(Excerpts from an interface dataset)
• • • •

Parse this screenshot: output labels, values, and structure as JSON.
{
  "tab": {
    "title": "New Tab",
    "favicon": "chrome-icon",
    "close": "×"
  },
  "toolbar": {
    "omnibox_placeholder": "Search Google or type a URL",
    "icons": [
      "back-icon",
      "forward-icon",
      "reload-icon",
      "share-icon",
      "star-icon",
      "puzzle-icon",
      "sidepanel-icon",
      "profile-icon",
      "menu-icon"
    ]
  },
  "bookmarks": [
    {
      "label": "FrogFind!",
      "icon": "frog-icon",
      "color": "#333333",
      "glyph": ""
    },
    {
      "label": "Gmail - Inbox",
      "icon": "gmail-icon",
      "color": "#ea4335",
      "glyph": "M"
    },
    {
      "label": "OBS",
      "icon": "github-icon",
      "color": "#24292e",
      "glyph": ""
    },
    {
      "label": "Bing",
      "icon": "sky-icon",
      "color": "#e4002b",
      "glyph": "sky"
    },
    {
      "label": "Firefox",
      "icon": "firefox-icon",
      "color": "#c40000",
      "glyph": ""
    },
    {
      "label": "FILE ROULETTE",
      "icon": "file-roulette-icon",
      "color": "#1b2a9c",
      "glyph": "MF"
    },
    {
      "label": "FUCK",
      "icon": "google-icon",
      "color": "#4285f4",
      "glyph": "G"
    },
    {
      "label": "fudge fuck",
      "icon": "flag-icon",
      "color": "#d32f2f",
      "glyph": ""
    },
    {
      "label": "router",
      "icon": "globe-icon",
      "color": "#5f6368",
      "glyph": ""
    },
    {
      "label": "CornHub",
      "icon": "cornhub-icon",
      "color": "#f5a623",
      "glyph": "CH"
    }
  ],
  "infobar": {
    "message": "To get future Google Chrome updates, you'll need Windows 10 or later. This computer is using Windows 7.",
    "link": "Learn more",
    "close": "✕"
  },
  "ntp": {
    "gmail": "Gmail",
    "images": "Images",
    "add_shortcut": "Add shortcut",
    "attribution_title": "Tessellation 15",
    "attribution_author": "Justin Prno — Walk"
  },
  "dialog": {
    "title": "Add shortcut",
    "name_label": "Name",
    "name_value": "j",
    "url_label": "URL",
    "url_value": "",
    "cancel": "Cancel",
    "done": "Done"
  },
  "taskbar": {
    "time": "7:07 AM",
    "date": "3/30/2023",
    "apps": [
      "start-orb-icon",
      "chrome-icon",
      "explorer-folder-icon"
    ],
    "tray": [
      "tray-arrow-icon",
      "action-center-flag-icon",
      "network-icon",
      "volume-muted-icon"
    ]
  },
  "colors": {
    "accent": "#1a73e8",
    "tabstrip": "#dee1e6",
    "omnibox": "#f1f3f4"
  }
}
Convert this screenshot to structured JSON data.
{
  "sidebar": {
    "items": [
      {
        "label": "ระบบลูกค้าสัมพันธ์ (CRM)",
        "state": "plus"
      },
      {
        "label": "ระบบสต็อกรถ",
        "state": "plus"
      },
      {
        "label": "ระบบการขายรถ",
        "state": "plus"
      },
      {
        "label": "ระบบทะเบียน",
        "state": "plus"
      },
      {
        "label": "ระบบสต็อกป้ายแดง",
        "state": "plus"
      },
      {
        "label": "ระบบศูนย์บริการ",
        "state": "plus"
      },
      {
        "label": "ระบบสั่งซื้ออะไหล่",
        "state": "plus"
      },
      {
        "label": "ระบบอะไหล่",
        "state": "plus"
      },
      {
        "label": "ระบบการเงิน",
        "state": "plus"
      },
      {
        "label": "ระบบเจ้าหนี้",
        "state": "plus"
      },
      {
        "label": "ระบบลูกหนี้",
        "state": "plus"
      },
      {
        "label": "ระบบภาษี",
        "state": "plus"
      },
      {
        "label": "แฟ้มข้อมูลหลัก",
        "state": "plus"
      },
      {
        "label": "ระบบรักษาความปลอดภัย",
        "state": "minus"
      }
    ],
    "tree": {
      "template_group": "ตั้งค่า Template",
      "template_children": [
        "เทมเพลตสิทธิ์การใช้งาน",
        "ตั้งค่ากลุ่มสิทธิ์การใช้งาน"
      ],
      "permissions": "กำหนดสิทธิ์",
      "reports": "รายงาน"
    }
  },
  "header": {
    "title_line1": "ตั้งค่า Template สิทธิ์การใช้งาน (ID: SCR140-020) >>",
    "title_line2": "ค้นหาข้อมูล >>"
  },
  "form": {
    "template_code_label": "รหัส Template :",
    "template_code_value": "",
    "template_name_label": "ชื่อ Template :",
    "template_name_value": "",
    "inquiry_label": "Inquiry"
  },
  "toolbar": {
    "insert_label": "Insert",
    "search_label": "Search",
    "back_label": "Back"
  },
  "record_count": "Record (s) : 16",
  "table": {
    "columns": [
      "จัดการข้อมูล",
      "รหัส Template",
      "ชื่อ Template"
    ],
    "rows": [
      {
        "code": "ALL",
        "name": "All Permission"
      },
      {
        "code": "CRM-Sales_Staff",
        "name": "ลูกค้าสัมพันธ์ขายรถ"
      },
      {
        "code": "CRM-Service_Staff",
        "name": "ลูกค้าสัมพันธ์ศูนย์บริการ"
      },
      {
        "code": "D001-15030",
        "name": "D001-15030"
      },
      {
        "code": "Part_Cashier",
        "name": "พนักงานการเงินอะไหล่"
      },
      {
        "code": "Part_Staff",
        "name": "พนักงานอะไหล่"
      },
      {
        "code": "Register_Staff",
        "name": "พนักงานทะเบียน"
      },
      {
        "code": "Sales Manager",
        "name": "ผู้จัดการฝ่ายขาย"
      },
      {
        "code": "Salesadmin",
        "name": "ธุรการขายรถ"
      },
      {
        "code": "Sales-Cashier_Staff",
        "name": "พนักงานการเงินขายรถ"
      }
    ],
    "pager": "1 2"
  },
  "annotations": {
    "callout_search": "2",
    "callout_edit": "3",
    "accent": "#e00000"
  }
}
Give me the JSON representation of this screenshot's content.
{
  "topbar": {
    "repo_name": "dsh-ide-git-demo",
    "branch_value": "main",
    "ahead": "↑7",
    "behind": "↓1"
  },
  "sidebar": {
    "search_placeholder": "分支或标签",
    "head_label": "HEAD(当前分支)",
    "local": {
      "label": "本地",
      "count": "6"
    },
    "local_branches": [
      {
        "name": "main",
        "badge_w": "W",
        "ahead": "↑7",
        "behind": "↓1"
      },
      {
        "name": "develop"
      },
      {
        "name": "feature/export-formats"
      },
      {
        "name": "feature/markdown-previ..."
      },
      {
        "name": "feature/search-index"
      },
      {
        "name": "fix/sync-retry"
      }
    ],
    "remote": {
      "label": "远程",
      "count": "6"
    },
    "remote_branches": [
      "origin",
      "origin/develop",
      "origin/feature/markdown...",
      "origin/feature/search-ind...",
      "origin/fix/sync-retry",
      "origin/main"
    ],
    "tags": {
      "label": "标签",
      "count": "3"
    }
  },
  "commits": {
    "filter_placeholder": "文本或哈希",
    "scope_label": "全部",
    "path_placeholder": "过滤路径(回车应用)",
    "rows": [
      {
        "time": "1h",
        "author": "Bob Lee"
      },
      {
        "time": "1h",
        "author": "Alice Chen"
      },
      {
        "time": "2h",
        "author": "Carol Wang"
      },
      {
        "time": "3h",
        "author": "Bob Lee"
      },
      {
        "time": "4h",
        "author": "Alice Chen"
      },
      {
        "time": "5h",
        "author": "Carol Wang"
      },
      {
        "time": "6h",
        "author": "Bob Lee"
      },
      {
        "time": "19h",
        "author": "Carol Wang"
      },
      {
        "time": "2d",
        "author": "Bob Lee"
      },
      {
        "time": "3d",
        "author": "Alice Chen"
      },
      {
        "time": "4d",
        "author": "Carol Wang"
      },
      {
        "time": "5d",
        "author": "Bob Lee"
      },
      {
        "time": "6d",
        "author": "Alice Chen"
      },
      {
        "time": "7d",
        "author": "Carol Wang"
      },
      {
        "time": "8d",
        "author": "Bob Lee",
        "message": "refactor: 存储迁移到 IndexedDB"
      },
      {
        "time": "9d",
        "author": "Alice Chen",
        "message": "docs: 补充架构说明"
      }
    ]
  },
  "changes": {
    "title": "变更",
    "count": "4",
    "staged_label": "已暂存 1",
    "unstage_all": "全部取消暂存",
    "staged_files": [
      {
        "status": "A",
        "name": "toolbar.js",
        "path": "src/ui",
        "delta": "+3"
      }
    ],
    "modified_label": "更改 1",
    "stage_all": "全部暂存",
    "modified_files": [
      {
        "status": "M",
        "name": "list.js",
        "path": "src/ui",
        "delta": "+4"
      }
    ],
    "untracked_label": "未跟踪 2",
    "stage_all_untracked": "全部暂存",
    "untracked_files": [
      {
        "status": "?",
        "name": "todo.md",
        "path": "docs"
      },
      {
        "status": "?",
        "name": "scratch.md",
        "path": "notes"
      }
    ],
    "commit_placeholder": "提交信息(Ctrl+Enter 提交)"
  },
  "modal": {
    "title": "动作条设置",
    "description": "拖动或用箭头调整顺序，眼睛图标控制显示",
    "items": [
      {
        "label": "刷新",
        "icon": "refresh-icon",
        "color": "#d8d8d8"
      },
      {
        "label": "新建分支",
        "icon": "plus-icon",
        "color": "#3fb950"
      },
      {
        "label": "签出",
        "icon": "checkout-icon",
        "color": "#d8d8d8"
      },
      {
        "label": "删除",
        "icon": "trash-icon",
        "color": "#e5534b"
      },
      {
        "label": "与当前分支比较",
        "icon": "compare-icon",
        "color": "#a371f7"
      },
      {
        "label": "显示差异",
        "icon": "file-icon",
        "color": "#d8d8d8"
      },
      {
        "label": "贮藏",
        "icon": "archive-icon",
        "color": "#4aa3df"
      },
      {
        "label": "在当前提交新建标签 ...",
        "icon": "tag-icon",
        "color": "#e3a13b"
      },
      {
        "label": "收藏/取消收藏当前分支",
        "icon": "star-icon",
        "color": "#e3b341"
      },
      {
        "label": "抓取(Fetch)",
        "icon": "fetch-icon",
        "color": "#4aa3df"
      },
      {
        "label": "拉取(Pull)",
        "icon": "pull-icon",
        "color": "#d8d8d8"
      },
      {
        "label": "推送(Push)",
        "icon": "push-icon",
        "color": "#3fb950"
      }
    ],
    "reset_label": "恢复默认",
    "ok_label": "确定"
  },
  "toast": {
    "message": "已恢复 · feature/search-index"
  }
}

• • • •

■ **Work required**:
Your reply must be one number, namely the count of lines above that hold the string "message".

■ **Response to the exercise**:
4